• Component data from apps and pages
........

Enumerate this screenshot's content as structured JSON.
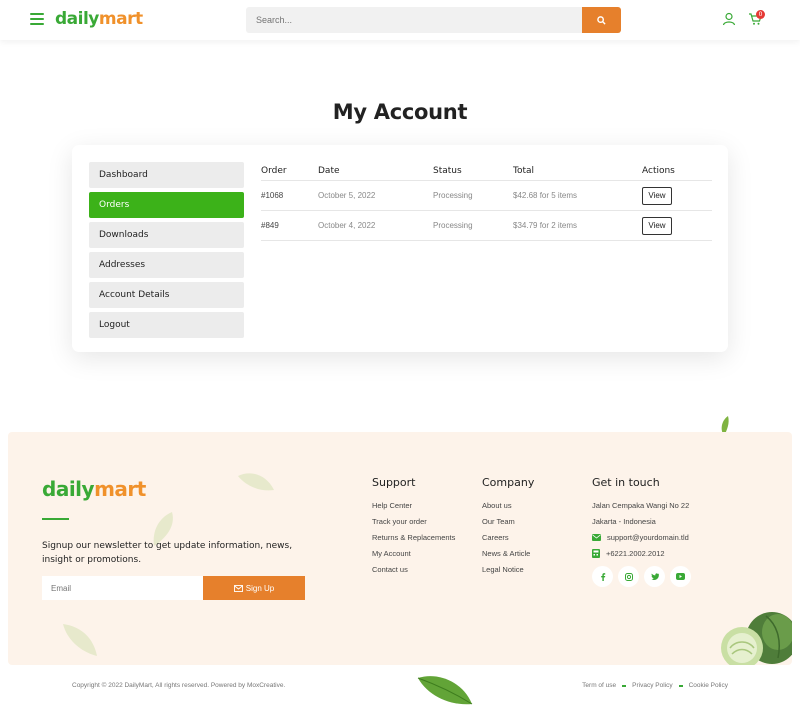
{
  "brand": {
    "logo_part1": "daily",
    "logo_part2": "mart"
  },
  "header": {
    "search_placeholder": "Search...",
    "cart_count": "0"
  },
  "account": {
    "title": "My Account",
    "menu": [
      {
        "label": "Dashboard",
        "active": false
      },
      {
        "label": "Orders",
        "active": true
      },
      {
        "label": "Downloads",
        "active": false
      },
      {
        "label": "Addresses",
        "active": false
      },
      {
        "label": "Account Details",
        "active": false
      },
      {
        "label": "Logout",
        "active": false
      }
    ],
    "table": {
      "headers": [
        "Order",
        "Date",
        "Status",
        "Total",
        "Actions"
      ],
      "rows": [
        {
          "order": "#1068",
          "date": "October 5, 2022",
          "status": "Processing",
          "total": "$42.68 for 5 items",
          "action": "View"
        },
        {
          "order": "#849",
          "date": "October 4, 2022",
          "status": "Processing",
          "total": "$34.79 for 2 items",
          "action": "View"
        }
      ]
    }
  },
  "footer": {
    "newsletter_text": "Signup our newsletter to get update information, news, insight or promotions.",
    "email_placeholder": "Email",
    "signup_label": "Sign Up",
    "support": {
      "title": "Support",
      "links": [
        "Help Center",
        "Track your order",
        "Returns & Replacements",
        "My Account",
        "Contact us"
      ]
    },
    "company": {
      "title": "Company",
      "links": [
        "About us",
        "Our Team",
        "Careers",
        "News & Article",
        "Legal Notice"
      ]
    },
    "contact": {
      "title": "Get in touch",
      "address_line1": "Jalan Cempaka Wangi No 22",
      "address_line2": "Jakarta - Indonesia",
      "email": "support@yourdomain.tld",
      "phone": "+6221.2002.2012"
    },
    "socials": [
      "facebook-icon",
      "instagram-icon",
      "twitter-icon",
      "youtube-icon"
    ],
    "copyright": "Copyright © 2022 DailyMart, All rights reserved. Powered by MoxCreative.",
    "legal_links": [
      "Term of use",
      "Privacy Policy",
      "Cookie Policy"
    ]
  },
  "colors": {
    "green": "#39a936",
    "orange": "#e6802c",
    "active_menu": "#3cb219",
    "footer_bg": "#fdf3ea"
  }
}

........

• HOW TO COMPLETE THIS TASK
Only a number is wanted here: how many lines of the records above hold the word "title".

• RESPONSE
4